But more than symbolism gives power to that moment. There’s also over a season’s worth of emotional growth Ollie has to his name, culminating in demons—or “ghosts,” rather—he wrestles in this episode. It’s easy, given the melodrama which always characterizes Ollie’s time on the island, to underestimate the toll that experience took on him. His visions of Shado and Slade (and the especially traumatic events of this week’s island flashbacks) force us to recognize that Ollie has bigger, less obvious scars than those left on his machine-formed abs. Ollie may be the consummate survivor,* and it may not have been Barry’s injection of rat poison that brought on his hallucinations, but he still needed to purge himself of all that equally toxic psychological weight to truly live.
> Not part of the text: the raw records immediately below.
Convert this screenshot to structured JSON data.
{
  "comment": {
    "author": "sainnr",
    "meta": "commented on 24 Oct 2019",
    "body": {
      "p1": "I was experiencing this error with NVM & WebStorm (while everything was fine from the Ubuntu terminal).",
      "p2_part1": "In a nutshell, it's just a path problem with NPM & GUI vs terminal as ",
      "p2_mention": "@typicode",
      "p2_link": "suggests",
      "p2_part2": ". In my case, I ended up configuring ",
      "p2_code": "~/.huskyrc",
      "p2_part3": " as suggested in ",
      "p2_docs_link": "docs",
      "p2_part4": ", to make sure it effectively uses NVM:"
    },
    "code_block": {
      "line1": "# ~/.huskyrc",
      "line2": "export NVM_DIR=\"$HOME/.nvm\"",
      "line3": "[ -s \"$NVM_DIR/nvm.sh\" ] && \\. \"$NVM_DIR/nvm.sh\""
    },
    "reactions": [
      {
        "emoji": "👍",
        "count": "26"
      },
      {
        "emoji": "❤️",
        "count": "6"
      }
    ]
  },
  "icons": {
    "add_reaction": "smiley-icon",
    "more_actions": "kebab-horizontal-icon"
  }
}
Unfortunately, the writers can’t help resorting to quite a bit of blunt schmaltz to get him there. (And with Johns on staff, how could they avoid it?) Spoiler alert—while Tommy’s guest spot, even as an imaginary figment, is a welcome one, the speech he makes to Ollie is so directly redemptive and encouraging as to feel more like wishful thinking on Ollie’s part. It’s hard not to feel a little squeamish when Tommy insists, “I know I called you a murderer, but you are not—you’re a hero.” It just seems too much like the writers want to wipe clean Ollie’s list of kills from the first season to make his transition into pure heroism that much easier.
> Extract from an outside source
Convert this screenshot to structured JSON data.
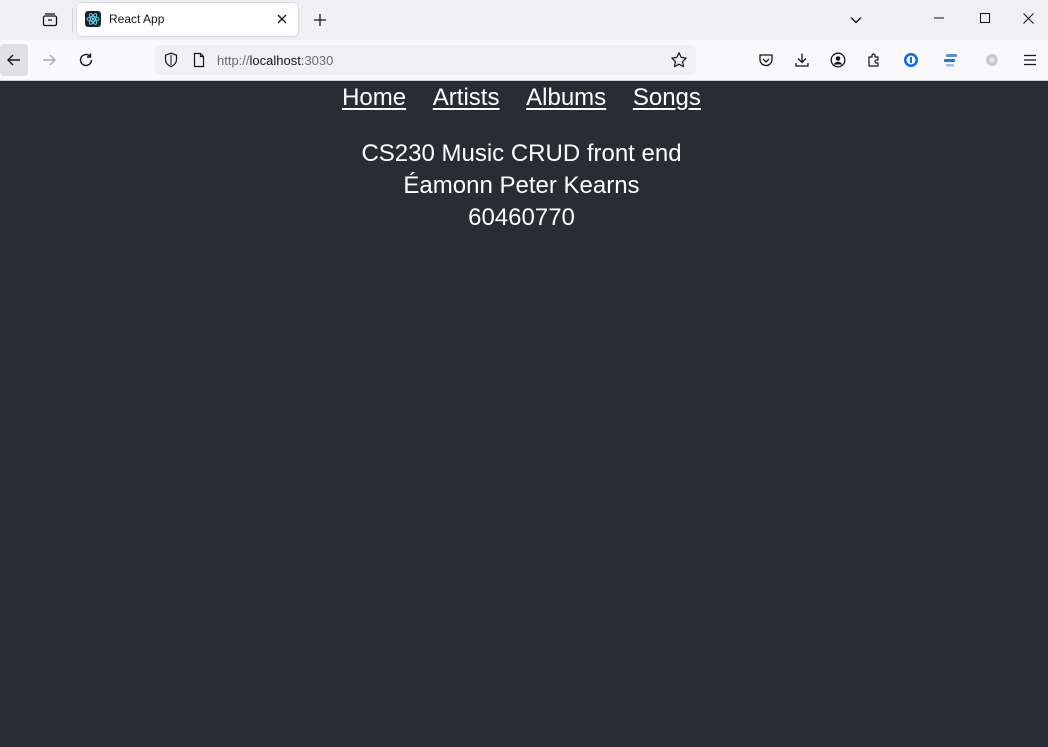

This is a lot of talk about Ollie, but the episode continues the show’s tradition of making the supporting cast as crucial to its success as he is. This is no longer the case of Ollie calling the shots, with Felicity and Diggle resentfully submitting. When Felicity refuses to back down in the face of Ollie’s misplaced rage at Barry discovering his identity, even countermanding his threats to shoot the poor scientist, and when Diggle firmly takes point on an intelligence mission with Ollie his willing back-up, it shows how Ollie’s two wingmen have become his equals. All the more fitting that they are the only ones present when he finally does put on the mask.
Yet the show has also found purpose for all its other characters as well. Both Thea and Roy become ever more enmeshed in the vigilante’s world in this episode, and Officer Lance has come so far as to accept lead a legit crime-fighting op in the vigilante’s place when Ollie confesses that he’s been compromised. Even Dinah gets something to do that doesn’t involve compromising her integrity any further. These are things you can enjoy and get invested in without any comic book knowledge whatsoever, which is perhaps Arrow’s greatest achievement of all.
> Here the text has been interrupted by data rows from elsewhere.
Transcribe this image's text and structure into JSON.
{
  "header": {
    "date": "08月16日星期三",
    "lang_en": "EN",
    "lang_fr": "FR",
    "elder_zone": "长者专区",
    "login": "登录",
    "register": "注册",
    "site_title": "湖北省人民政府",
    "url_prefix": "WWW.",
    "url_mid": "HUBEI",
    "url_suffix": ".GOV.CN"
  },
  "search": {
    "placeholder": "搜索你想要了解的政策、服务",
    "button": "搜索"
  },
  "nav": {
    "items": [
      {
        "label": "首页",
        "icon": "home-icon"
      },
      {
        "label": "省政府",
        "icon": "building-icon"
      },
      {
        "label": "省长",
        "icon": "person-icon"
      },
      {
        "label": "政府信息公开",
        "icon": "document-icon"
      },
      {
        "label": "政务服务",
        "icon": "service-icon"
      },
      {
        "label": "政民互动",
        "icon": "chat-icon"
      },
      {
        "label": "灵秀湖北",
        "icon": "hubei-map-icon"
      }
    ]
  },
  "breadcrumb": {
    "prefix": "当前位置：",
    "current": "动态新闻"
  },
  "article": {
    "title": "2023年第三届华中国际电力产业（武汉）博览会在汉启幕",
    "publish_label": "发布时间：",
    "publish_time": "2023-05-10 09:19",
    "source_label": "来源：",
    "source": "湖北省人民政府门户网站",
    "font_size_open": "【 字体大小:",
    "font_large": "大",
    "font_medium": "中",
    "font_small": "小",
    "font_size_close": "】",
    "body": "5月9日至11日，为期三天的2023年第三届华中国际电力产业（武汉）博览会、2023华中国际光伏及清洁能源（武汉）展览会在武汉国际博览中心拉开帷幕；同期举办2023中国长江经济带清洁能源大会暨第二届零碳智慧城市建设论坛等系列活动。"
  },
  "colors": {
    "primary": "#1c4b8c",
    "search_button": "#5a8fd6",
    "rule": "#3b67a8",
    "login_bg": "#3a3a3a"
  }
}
Conclusion: A gem of an episode for both the Green Arrow fans and those who still only know him as Oliver Queen, “the vigilante.” A satisfying way to break for the holidays and build anticipation for the year to come.
- Minhquan Nguyen
Some Musings: * With this latest escape from the injuries inflicted by Cyrus Gold (a.k.a. the future Mr. Grundy), that makes how many times Ollie came near death and lived?
- Miffed at discovering that Sarah wasn’t the only female Ollie spent time with on the island, Felicity asks a bit waspishly, “How many women were you marooned with? You sure this wasn’t Fantasy Island?” Felicity, this is the one time when your joke is truly inappropriate. Still funny, though.
- All in all, while the latest Agents of S.H.I.E.L.D. had the more impressive fight choreography, Arrow definitely conveyed Gold’s superstrength with a lot more credible horror.
Filed under: DC Comics, Reviews Tagged: | Andrew Kreisberg, Arrow, Arrow S02E09, Arrow S02E09 review, Barry Allen, Ben Sokolowski, DC, DC Comics, Deathstroke, Dinah Lance, Felicity Smoak, Geoff Johns, Green Arrow, Greg Berlanti, John Diggle, Olvier Queen, Quentin Lance, Roy Harper, Slade Wilson, Solomon Grundy, The Flash, Thea Queen